Special identification note: Ensure that the plant being controlled is not the native species kumarahou, which is very similar. The exotic cotoneaster has red berries in winter. The native kumarahou has yellow flowers in spring.
- Hand pull seedlings (can be difficult).
- Cut & stump application: Cut and immediately treat stumps with (5g metsulfuron/1L water) or Picloram gel.
- Frill and fill: Make deep downward cuts into the sapwood around the base of the tree, taking care not to ring bark the plant, and immediately saturate the cuts with (5g metsulfuron/1L water). Wait until the liquid subsides/absorbs and then apply again.
- Drill & fill: Drill (c.12mm drill bit) sloping holes into the sapwood at 10cm intervals around the base of the trunk, & immediately fill each hole with (20g metsulfuron/1L water). Top up all holes after initial fill has absorbed. Undiluted glyphosate can also be used but extra care must be taken when using undiluted herbicide.
- Spray summer – autumn (5g metsulfuron+10ml penetrant/10L water).
Plan to control whole areas to minimise reseeding by birds. Replant bared areas with dense groundcover or shrubs to prevent seedling regrowth. Make sure that the plant being controlled is not the native species kumarahou. The exotic cotoneaster has red berries in winter. The native kumarahou has yellow flowers in spring.
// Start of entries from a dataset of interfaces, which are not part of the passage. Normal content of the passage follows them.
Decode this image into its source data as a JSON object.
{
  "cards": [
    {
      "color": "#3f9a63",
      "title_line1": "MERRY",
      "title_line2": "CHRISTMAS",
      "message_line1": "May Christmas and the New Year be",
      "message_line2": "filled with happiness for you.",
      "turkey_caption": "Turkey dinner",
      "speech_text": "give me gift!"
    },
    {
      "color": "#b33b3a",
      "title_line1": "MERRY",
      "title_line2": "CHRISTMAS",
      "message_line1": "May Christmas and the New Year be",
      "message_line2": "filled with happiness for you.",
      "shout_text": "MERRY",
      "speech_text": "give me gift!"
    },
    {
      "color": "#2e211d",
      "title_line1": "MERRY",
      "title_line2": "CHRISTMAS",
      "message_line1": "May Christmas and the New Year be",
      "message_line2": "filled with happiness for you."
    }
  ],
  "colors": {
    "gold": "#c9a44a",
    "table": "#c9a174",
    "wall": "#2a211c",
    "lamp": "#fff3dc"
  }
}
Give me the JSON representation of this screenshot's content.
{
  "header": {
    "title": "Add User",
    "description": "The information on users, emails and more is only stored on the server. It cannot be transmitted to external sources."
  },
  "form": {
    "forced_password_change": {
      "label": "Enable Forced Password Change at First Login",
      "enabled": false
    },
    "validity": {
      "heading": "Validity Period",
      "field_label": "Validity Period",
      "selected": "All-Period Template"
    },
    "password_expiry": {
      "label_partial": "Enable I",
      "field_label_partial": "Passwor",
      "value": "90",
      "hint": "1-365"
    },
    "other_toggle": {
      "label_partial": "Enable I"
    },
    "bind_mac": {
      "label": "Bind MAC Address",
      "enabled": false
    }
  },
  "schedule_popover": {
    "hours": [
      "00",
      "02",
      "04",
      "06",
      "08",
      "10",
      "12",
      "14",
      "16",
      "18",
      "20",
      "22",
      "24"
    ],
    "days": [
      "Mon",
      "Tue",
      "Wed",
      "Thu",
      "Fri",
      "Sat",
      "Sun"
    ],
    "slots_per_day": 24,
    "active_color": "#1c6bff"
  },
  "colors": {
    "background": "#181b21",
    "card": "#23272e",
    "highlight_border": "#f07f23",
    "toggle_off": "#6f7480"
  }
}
CAUTION: when using any herbicide or pesticide PLEASE READ THE LABEL THOROUGHLY to ensure that all instructions and safety requirements are followed.
Photos of cotoneaster